Gambling is an activity where participants make a wager on the outcome of a game. It is a common pastime for many people and it can be very enjoyable as long as you have the right mindset. However, some people are very addicted to gambling and they struggle to control their gambling habits. If you know someone who is struggling with a gambling addiction, there are several effective treatments available. Some of these include family therapy, marriage and career counseling, and debt management programs. Other options include joining a support group, such as Gamblers Anonymous, or seeking individual counseling from a mental health professional.
People gamble for a variety of reasons, from winning money to socializing with friends. There are also some mental health benefits to gambling, such as learning how to manage risk and increasing your self-esteem. But, the negative effects of gambling can outweigh these positive ones if you are compulsive about it.
There are several different types of gambling, including video games, slot machines, poker and table games. Many of these activities require the use of pattern recognition, math skills and strategy. These skills can help you to increase your chances of winning. However, if you are not careful, you may end up losing more than you win.
Gambling can be very addictive, especially when you start spending more than you can afford to lose. It can also interfere with your work and family life. It is important to find other ways to relax and socialize, such as exercise, visiting friends, reading or taking a vacation.

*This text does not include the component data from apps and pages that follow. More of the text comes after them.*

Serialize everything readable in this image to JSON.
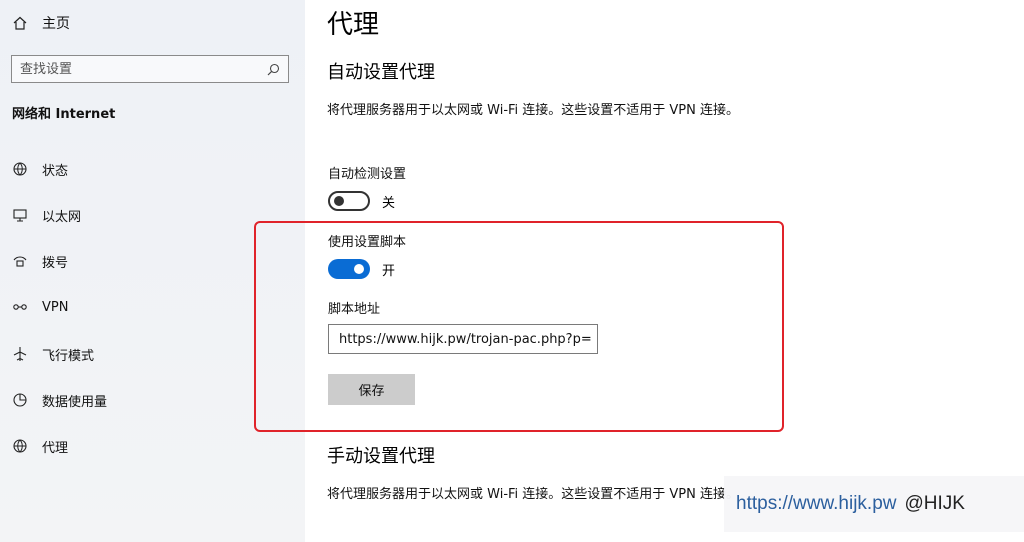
{
  "sidebar": {
    "home_label": "主页",
    "search_placeholder": "查找设置",
    "section_title": "网络和 Internet",
    "items": [
      {
        "label": "状态",
        "icon": "status-globe-icon"
      },
      {
        "label": "以太网",
        "icon": "ethernet-icon"
      },
      {
        "label": "拨号",
        "icon": "dialup-icon"
      },
      {
        "label": "VPN",
        "icon": "vpn-icon"
      },
      {
        "label": "飞行模式",
        "icon": "airplane-icon"
      },
      {
        "label": "数据使用量",
        "icon": "data-usage-icon"
      },
      {
        "label": "代理",
        "icon": "proxy-globe-icon"
      }
    ]
  },
  "main": {
    "title": "代理",
    "auto_section": {
      "heading": "自动设置代理",
      "description": "将代理服务器用于以太网或 Wi-Fi 连接。这些设置不适用于 VPN 连接。",
      "auto_detect": {
        "label": "自动检测设置",
        "state_label": "关",
        "on": false
      },
      "use_script": {
        "label": "使用设置脚本",
        "state_label": "开",
        "on": true
      },
      "script_address": {
        "label": "脚本地址",
        "value": "https://www.hijk.pw/trojan-pac.php?p="
      },
      "save_label": "保存"
    },
    "manual_section": {
      "heading": "手动设置代理",
      "description": "将代理服务器用于以太网或 Wi-Fi 连接。这些设置不适用于 VPN 连接。"
    }
  },
  "watermark": {
    "url": "https://www.hijk.pw",
    "tag": "@HIJK"
  },
  "colors": {
    "accent": "#0a6cd4",
    "highlight_border": "#e0232a"
  }
}
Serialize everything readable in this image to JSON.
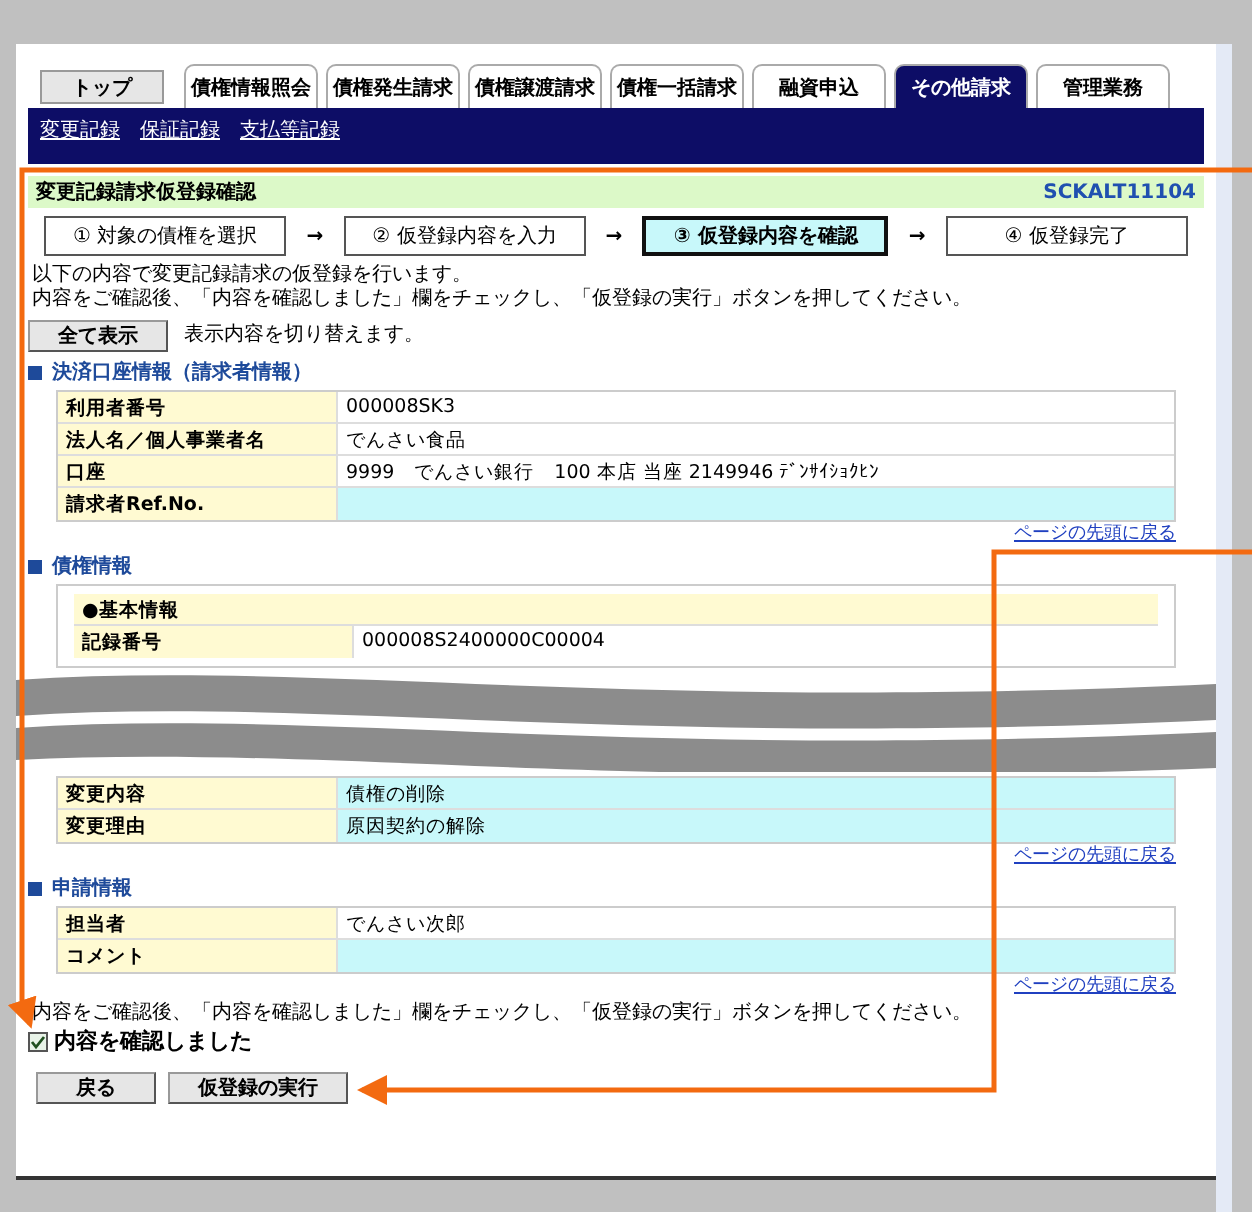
{
  "home_button": "トップ",
  "tabs": [
    {
      "label": "債権情報照会",
      "selected": false
    },
    {
      "label": "債権発生請求",
      "selected": false
    },
    {
      "label": "債権譲渡請求",
      "selected": false
    },
    {
      "label": "債権一括請求",
      "selected": false
    },
    {
      "label": "融資申込",
      "selected": false
    },
    {
      "label": "その他請求",
      "selected": true
    },
    {
      "label": "管理業務",
      "selected": false
    }
  ],
  "sub_links": [
    "変更記録",
    "保証記録",
    "支払等記録"
  ],
  "title": "変更記録請求仮登録確認",
  "screen_id": "SCKALT11104",
  "step_separator": "→",
  "steps": [
    {
      "label": "① 対象の債権を選択",
      "selected": false
    },
    {
      "label": "② 仮登録内容を入力",
      "selected": false
    },
    {
      "label": "③ 仮登録内容を確認",
      "selected": true
    },
    {
      "label": "④ 仮登録完了",
      "selected": false
    }
  ],
  "instructions": [
    "以下の内容で変更記録請求の仮登録を行います。",
    "内容をご確認後、「内容を確認しました」欄をチェックし、「仮登録の実行」ボタンを押してください。"
  ],
  "show_all_button": "全て表示",
  "show_all_note": "表示内容を切り替えます。",
  "blocks": [
    {
      "kind": "section",
      "heading": "決済口座情報（請求者情報）",
      "rows": [
        {
          "label": "利用者番号",
          "value": "000008SK3",
          "highlighted": false
        },
        {
          "label": "法人名／個人事業者名",
          "value": "でんさい食品",
          "highlighted": false
        },
        {
          "label": "口座",
          "value": "9999　でんさい銀行　100 本店 当座 2149946 ﾃﾞﾝｻｲｼｮｸﾋﾝ",
          "highlighted": false
        },
        {
          "label": "請求者Ref.No.",
          "highlighted": true
        }
      ],
      "back_link": "ページの先頭に戻る"
    },
    {
      "kind": "section",
      "heading": "債権情報",
      "subheading": "●基本情報",
      "rows": [
        {
          "label": "記録番号",
          "value": "000008S2400000C00004",
          "highlighted": false
        }
      ]
    },
    {
      "kind": "break"
    },
    {
      "kind": "rows",
      "rows": [
        {
          "label": "変更内容",
          "value": "債権の削除",
          "highlighted": true
        },
        {
          "label": "変更理由",
          "value": "原因契約の解除",
          "highlighted": true
        }
      ],
      "back_link": "ページの先頭に戻る"
    },
    {
      "kind": "section",
      "heading": "申請情報",
      "rows": [
        {
          "label": "担当者",
          "value": "でんさい次郎",
          "highlighted": false
        },
        {
          "label": "コメント",
          "highlighted": true
        }
      ],
      "back_link": "ページの先頭に戻る"
    }
  ],
  "confirm_note": "内容をご確認後、「内容を確認しました」欄をチェックし、「仮登録の実行」ボタンを押してください。",
  "confirm_checkbox": {
    "label": "内容を確認しました",
    "checked": true
  },
  "buttons": [
    "戻る",
    "仮登録の実行"
  ]
}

Some people are genetically predisposed to addictive behaviors. Their brains have an underactive reward center, making it difficult to control impulses and weigh risks. Other factors that contribute to a gambling addiction include stress, depression or coexisting mental health conditions.
A person can become addicted to gambling in a variety of ways, from playing video games or sports to buying lottery tickets or even using the internet. Problem gambling is more common in certain regions or cultures, where it is considered a normal pastime. This makes it more difficult to recognize the disorder and seek treatment.
There are no medications that are approved by the U.S. Food and Drug Administration to treat a gambling addiction, but there are several psychological therapies that can be helpful. One of these is cognitive behavioral therapy (CBT), which helps a person change unhealthy beliefs and thoughts about betting. It can help to reduce a person’s urge to gamble by teaching them healthy coping skills and addressing other underlying problems.
Other psychotherapy techniques can also be helpful, such as bibliotherapy and psychoeducation. These methods teach a person new coping strategies and how to avoid triggers. They can help them deal with stressful situations in a healthy manner and build healthier relationships. It is important to recognize the signs of a gambling problem and get help if you are concerned about yourself or a loved one.